— WHAT THE TASK ASKS —
Copy out the full listing that comes next, exactly.

──────── DATA FOR ANALYSIS ────────

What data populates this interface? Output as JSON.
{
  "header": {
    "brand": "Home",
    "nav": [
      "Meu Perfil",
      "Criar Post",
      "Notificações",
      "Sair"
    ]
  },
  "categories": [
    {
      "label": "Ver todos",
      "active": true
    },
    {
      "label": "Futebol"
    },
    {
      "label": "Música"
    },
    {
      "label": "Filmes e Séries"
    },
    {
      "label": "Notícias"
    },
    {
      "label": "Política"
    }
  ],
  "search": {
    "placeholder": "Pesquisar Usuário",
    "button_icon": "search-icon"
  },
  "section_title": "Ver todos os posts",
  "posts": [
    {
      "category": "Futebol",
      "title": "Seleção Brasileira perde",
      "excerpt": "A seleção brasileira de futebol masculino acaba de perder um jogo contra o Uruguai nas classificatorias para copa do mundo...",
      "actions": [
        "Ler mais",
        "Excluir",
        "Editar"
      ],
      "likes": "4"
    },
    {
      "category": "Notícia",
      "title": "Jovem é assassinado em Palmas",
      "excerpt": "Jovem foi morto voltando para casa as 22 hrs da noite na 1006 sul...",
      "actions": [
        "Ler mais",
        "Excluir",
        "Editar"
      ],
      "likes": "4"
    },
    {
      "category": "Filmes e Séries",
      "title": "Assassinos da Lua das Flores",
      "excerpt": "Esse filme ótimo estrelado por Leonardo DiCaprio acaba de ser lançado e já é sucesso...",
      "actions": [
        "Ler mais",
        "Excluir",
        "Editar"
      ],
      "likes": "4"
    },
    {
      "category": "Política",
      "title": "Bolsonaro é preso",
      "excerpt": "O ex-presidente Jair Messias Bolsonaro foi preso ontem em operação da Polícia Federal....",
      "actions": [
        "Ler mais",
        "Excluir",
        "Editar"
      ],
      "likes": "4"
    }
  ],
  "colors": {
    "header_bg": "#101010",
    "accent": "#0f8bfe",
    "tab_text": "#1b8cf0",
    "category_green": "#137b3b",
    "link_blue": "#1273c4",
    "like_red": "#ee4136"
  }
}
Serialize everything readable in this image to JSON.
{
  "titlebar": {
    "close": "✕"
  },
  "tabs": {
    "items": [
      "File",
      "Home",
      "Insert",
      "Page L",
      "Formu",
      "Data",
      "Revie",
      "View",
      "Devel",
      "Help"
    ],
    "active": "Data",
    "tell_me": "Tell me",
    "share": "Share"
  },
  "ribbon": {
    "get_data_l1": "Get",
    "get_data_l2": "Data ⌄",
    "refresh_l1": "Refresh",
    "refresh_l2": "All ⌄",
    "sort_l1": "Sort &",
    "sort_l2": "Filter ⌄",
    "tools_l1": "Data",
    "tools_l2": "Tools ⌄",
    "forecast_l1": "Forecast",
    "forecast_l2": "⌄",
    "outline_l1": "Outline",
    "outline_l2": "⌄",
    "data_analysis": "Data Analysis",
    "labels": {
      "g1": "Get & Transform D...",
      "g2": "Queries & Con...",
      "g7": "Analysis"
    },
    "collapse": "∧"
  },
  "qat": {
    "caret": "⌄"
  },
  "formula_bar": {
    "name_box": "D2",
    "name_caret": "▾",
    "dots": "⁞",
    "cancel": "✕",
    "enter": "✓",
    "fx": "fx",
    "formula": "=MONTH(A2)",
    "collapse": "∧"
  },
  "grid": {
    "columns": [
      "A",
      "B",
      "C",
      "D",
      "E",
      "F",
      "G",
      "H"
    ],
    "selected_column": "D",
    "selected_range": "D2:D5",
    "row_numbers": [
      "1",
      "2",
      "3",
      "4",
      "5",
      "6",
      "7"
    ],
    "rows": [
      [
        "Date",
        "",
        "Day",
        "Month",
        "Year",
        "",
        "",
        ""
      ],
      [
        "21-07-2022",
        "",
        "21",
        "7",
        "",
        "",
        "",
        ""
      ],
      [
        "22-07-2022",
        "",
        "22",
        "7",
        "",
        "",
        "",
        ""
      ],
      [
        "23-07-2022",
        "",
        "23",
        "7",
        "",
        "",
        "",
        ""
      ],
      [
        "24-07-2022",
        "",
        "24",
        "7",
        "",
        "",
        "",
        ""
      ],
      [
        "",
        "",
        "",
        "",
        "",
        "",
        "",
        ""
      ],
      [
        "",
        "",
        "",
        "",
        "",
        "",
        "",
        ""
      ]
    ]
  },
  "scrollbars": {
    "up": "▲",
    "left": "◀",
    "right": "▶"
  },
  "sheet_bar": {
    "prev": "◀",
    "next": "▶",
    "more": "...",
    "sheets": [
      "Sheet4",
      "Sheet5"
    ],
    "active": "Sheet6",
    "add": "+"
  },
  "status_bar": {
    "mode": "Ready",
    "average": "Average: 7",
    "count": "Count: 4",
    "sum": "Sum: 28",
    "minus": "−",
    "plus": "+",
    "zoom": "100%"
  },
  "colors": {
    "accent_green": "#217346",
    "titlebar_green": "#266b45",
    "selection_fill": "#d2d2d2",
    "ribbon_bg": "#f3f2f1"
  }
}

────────

— EXERCISE ANSWER —
What data populates this interface? Output as JSON.
{
  "header": {
    "brand": "Home",
    "nav": [
      "Meu Perfil",
      "Criar Post",
      "Notificações",
      "Sair"
    ]
  },
  "categories": [
    {
      "label": "Ver todos",
      "active": true
    },
    {
      "label": "Futebol"
    },
    {
      "label": "Música"
    },
    {
      "label": "Filmes e Séries"
    },
    {
      "label": "Notícias"
    },
    {
      "label": "Política"
    }
  ],
  "search": {
    "placeholder": "Pesquisar Usuário",
    "button_icon": "search-icon"
  },
  "section_title": "Ver todos os posts",
  "posts": [
    {
      "category": "Futebol",
      "title": "Seleção Brasileira perde",
      "excerpt": "A seleção brasileira de futebol masculino acaba de perder um jogo contra o Uruguai nas classificatorias para copa do mundo...",
      "actions": [
        "Ler mais",
        "Excluir",
        "Editar"
      ],
      "likes": "4"
    },
    {
      "category": "Notícia",
      "title": "Jovem é assassinado em Palmas",
      "excerpt": "Jovem foi morto voltando para casa as 22 hrs da noite na 1006 sul...",
      "actions": [
        "Ler mais",
        "Excluir",
        "Editar"
      ],
      "likes": "4"
    },
    {
      "category": "Filmes e Séries",
      "title": "Assassinos da Lua das Flores",
      "excerpt": "Esse filme ótimo estrelado por Leonardo DiCaprio acaba de ser lançado e já é sucesso...",
      "actions": [
        "Ler mais",
        "Excluir",
        "Editar"
      ],
      "likes": "4"
    },
    {
      "category": "Política",
      "title": "Bolsonaro é preso",
      "excerpt": "O ex-presidente Jair Messias Bolsonaro foi preso ontem em operação da Polícia Federal....",
      "actions": [
        "Ler mais",
        "Excluir",
        "Editar"
      ],
      "likes": "4"
    }
  ],
  "colors": {
    "header_bg": "#101010",
    "accent": "#0f8bfe",
    "tab_text": "#1b8cf0",
    "category_green": "#137b3b",
    "link_blue": "#1273c4",
    "like_red": "#ee4136"
  }
}
Serialize everything readable in this image to JSON.
{
  "titlebar": {
    "close": "✕"
  },
  "tabs": {
    "items": [
      "File",
      "Home",
      "Insert",
      "Page L",
      "Formu",
      "Data",
      "Revie",
      "View",
      "Devel",
      "Help"
    ],
    "active": "Data",
    "tell_me": "Tell me",
    "share": "Share"
  },
  "ribbon": {
    "get_data_l1": "Get",
    "get_data_l2": "Data ⌄",
    "refresh_l1": "Refresh",
    "refresh_l2": "All ⌄",
    "sort_l1": "Sort &",
    "sort_l2": "Filter ⌄",
    "tools_l1": "Data",
    "tools_l2": "Tools ⌄",
    "forecast_l1": "Forecast",
    "forecast_l2": "⌄",
    "outline_l1": "Outline",
    "outline_l2": "⌄",
    "data_analysis": "Data Analysis",
    "labels": {
      "g1": "Get & Transform D...",
      "g2": "Queries & Con...",
      "g7": "Analysis"
    },
    "collapse": "∧"
  },
  "qat": {
    "caret": "⌄"
  },
  "formula_bar": {
    "name_box": "D2",
    "name_caret": "▾",
    "dots": "⁞",
    "cancel": "✕",
    "enter": "✓",
    "fx": "fx",
    "formula": "=MONTH(A2)",
    "collapse": "∧"
  },
  "grid": {
    "columns": [
      "A",
      "B",
      "C",
      "D",
      "E",
      "F",
      "G",
      "H"
    ],
    "selected_column": "D",
    "selected_range": "D2:D5",
    "row_numbers": [
      "1",
      "2",
      "3",
      "4",
      "5",
      "6",
      "7"
    ],
    "rows": [
      [
        "Date",
        "",
        "Day",
        "Month",
        "Year",
        "",
        "",
        ""
      ],
      [
        "21-07-2022",
        "",
        "21",
        "7",
        "",
        "",
        "",
        ""
      ],
      [
        "22-07-2022",
        "",
        "22",
        "7",
        "",
        "",
        "",
        ""
      ],
      [
        "23-07-2022",
        "",
        "23",
        "7",
        "",
        "",
        "",
        ""
      ],
      [
        "24-07-2022",
        "",
        "24",
        "7",
        "",
        "",
        "",
        ""
      ],
      [
        "",
        "",
        "",
        "",
        "",
        "",
        "",
        ""
      ],
      [
        "",
        "",
        "",
        "",
        "",
        "",
        "",
        ""
      ]
    ]
  },
  "scrollbars": {
    "up": "▲",
    "left": "◀",
    "right": "▶"
  },
  "sheet_bar": {
    "prev": "◀",
    "next": "▶",
    "more": "...",
    "sheets": [
      "Sheet4",
      "Sheet5"
    ],
    "active": "Sheet6",
    "add": "+"
  },
  "status_bar": {
    "mode": "Ready",
    "average": "Average: 7",
    "count": "Count: 4",
    "sum": "Sum: 28",
    "minus": "−",
    "plus": "+",
    "zoom": "100%"
  },
  "colors": {
    "accent_green": "#217346",
    "titlebar_green": "#266b45",
    "selection_fill": "#d2d2d2",
    "ribbon_bg": "#f3f2f1"
  }
}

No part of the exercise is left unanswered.